This year may have started out well for some, but ended not so well for most. The tentacles of this pandemic changed our lives in so many ways. We had to get creative in order to survive, literally. I kept hearing the word pivot, mostly from companies in terms of their business models.
Early on, as the cases started to rise at alarming rates, the mandate came down for businesses to close that were not deemed essential, to try to stop the spread of the virus. This caused a cascade of issues mostly related to businesses closing, at first temporarily, then some were closing permanently.
When the businesses started closing, employees were laid off. Unemployment claims skyrocketed and essential supplies were difficult to find. That’s when I first started hearing the word pivot.
Non-essential businesses used the pivot strategy to start making the supplies that were needed, even when their business models were very different, just to keep from closing. They used the resources they had, or were able to acquire, by making face masks, face shields, and even ventilators for the overwhelmed healthcare workers that didn’t have this vital equipment.
Another wave of businesses that were really struggling seemed to be restaurants. They used the pivot strategy when eat in dining was no longer allowed due to social distancing rules. All of their business became curbside pickup or delivery.
Businesses were not alone in using a pivot strategy. Every person on earth used this strategy in some way. In this context, pivot means to shift the way you’re doing things. It may not mean a drastic change; it may just be a slight shift to adapt to change.
The stay-at-home directive caused us to use the resources we have, in order find ways to acquire income, food and supplies to keep on keeping on. There are other aspects that caused us to pivot, such as our mental health.
Humans need social interaction with others to keep our sanity. But what can we do when we’re trying to stop the spread of this deadly airborne virus? We are no longer allowed to congregate in groups, even small ones. We are no longer allowed to shake hands or hug one another. We learned to pivot.
Video calls became an all-important aspect in our lives in many ways. Many companies encouraged their employees to work from home which led to more collaboration using skype or Zoom.
Video calls became the staple for connecting with others both professionally and personally. We couldn’t touch each other but we could at least see one another. Happy hours, holidays and other social interactions with family, friends and colleagues kept us all safe by way of a video call.

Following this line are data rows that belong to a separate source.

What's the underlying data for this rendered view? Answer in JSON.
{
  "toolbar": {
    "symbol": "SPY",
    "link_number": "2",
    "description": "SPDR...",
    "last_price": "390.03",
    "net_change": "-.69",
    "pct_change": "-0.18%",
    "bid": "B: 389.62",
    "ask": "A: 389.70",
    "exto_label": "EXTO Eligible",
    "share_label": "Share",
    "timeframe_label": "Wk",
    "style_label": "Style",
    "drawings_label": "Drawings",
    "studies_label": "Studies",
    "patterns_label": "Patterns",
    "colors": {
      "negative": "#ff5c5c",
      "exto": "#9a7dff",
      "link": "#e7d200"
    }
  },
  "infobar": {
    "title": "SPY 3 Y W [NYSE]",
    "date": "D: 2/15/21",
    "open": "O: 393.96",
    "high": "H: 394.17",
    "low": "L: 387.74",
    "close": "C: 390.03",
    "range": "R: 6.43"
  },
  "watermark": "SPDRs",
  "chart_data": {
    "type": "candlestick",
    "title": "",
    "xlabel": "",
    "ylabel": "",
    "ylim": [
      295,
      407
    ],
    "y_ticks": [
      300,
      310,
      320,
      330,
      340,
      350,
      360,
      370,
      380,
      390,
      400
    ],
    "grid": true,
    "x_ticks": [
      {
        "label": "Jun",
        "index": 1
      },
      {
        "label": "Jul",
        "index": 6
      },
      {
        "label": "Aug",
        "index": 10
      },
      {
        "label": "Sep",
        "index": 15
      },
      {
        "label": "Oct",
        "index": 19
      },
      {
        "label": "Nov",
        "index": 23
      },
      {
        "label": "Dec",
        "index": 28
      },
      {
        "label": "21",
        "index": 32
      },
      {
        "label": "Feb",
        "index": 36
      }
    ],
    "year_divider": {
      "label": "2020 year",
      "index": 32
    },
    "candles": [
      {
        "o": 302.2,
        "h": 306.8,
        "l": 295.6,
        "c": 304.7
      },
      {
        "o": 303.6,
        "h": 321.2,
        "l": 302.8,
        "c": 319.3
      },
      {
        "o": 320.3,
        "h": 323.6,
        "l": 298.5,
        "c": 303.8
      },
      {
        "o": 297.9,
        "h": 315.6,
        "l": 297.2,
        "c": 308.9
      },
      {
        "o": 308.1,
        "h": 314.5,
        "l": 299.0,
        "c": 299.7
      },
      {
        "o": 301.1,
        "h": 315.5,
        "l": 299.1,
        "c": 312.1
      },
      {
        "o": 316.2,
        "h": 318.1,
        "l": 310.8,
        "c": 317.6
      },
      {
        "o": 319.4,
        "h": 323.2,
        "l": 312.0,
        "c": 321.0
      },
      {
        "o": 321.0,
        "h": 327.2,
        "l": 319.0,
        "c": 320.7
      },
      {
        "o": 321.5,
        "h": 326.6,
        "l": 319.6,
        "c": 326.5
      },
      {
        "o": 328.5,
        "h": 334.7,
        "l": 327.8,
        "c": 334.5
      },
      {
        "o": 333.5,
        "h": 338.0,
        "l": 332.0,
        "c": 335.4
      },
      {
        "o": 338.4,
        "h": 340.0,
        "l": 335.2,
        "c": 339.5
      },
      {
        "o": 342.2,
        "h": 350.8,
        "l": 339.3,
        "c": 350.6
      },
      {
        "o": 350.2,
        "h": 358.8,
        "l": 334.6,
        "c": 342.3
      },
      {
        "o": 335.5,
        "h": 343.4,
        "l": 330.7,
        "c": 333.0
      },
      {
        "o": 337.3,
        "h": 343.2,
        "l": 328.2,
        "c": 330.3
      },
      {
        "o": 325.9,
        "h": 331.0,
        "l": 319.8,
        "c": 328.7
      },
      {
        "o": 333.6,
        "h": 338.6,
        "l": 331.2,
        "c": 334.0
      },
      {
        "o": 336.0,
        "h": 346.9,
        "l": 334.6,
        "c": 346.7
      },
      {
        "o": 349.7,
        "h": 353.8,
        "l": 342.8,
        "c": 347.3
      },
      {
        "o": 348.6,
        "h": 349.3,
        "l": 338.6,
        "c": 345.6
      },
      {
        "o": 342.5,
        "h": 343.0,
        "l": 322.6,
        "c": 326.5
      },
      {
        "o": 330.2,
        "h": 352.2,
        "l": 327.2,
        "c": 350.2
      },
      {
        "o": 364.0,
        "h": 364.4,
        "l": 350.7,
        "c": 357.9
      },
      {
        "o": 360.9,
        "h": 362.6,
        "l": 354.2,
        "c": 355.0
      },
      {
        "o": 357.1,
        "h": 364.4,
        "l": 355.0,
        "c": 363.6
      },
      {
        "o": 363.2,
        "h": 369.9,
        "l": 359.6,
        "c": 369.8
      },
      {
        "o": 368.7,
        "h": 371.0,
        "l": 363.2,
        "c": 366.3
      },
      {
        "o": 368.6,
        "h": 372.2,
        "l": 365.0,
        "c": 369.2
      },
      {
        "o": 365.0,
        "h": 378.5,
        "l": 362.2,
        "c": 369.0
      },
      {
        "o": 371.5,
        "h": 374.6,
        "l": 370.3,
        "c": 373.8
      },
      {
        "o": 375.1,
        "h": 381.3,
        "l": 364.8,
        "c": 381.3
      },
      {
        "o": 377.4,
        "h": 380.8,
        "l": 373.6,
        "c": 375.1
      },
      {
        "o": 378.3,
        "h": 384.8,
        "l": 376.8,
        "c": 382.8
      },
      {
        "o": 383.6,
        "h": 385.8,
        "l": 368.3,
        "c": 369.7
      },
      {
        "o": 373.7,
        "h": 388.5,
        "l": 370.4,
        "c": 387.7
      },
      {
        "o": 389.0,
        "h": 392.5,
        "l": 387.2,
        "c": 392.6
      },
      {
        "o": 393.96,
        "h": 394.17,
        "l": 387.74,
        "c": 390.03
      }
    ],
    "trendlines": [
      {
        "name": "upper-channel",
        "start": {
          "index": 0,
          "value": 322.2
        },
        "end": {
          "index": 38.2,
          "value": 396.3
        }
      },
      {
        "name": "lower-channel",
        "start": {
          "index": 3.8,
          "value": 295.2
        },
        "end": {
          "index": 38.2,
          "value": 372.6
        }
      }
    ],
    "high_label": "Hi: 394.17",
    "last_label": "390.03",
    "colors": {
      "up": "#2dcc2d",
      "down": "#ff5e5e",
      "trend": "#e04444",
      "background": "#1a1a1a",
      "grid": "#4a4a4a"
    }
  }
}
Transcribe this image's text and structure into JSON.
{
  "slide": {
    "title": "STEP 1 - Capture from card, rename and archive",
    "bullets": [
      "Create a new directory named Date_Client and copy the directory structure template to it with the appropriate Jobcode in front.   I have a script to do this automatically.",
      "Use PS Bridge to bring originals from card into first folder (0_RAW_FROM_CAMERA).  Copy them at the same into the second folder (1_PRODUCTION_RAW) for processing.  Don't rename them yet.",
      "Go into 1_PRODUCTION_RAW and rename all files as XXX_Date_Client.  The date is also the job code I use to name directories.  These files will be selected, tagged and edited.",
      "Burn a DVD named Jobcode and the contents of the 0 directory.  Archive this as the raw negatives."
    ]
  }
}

These are just some ways that I thought of that caused us to pivot, or shift actions, in our everyday lives. I’m sure there are more that I haven’t thought of. So, I will ask you, ‘how did you pivot in 2020?’.